In February, DTC underwear brand MeUndies tweeted about purchasing an NFT from the popular Bored Ape Yacht Club collection. The company’s loyal user base, many of whom opposed NFTs, wasn’t happy. The reactions to the announcement were swift and negative, and in the days after, MeUndies quietly removed some, but not all, mentions of the NFT on Twitter. It made no additional announcements.
But after over a month of silence, the company spoke about its intentions with the NFT on March 10, announcing its decision to step back from the NFT space. On the MeUndies subreddit, an open forum dedicated to the brand, the official MeUndies account posted a lengthy statement titled “An Update on Our NFT…”
In the post, the company explained the intention was to buy an NFT so that the image could then be turned into a print for its underwear.
“We wanted to make a print, and BAYC had the distinction of being one of the few collections of NFTs that could be licensed to make that possible,” the statement read. “For us, buying an NFT was similar, in terms of cost and strategy to our other licensing and partnership agreements, and simply put, those prints are very popular. For our purposes, BAYC seemed like the right place for us to start.”
The statement went on to say that MeUndies had not done any research on the environmental impact of NFTs, which was the main source of concern among those who objected to the initial announcement. Since then, MeUndies consulted with a company called Watershed, a corporate climate advisor, for recommendations on what to do. Ultimately, MeUndies will sell its NFT, will direct all the money from its sale to its environmental work and will not use the image for a print.
“Being a sustainable company is important to us,” the statement said. “It started with sustainable fabrics and has led us to create a plan to reach net-zero carbon emissions. Once we fully understood the impact of NFTs and cryptocurrency on the environment, we felt strongly that being involved in the space did not align with our company goals and values. In addition to hearing our community’s response, the decision became clear.”
MeUndies was an early adopter of Reddit in 2015 and the site has become an important part of how the brand interacts with its subscribers. It has more than 1,400 subscribers on the brand-operated MeUndies subreddit. Campaigns through its subreddit have seen up to 15-times higher transaction lift compared to marketing through other channels.

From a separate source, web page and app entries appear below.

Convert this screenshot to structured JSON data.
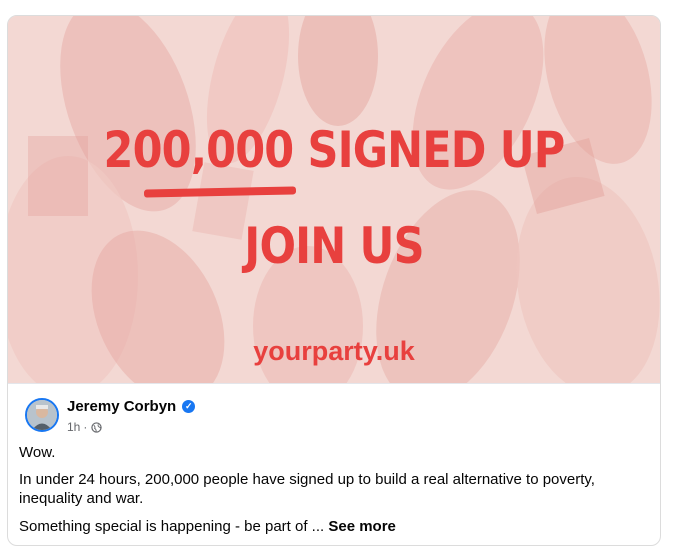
{
  "post": {
    "image": {
      "headline": "200,000 SIGNED UP",
      "subheadline": "JOIN US",
      "url": "yourparty.uk"
    },
    "author": "Jeremy Corbyn",
    "time": "1h",
    "separator": "·",
    "verified_icon": "verified-badge-icon",
    "audience_icon": "globe-icon",
    "paragraphs": [
      "Wow.",
      "In under 24 hours, 200,000 people have signed up to build a real alternative to poverty, inequality and war."
    ],
    "truncated_text": "Something special is happening - be part of ...",
    "see_more": "See more"
  },
  "colors": {
    "accent": "#e8403e",
    "verified": "#1877f2",
    "image_tint": "#f4d6d2"
  }
}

The MeUndies Reddit community was also among the most vocal opponents of the brand’s NFT direction. The MeUndies subreddit is run partially by the brand, but there are few rules about what users are allowed to post and anti-NFT sentiment was widely expressed across the forum. In the last month, there have been dozens of posts lamenting the decision, asking if there had been any update, as well as promises to cancel subscriptions. Even in the comments of MeUndies’ statement on ending its NFT project, customer responses ranged from relieved to not-fully-convinced.
“It’s nice to know you decided not to do that NFT bullshit, but it’s really sad to learn you didn’t even do the research before the original decision to do it was made and you only did the research because of the backlash,” one user commented.
While NFTs have been widely embraced by brands and companies, average consumers remain mixed on their use. Criticism of NFTs is widespread, citing environmental concerns, a structure similar to pyramid schemes and the lack of material value.
MeUndies originally purchased the NFT in late January for around $280,000. According to OpenSea, an NFT tracking platform, it was sold to a user called Shok_1, likely MeUndies CEO Jonathan Shokrian who uses @shok1 as his Twitter handle. MeUndies’ subscribers pointed out that, despite the brand’s retraction of its NFT intentions, Shokrian liked and retweeted several tweets mocking the original backlash to the NFT announcement. MeUndies did not respond to request for comment for this story.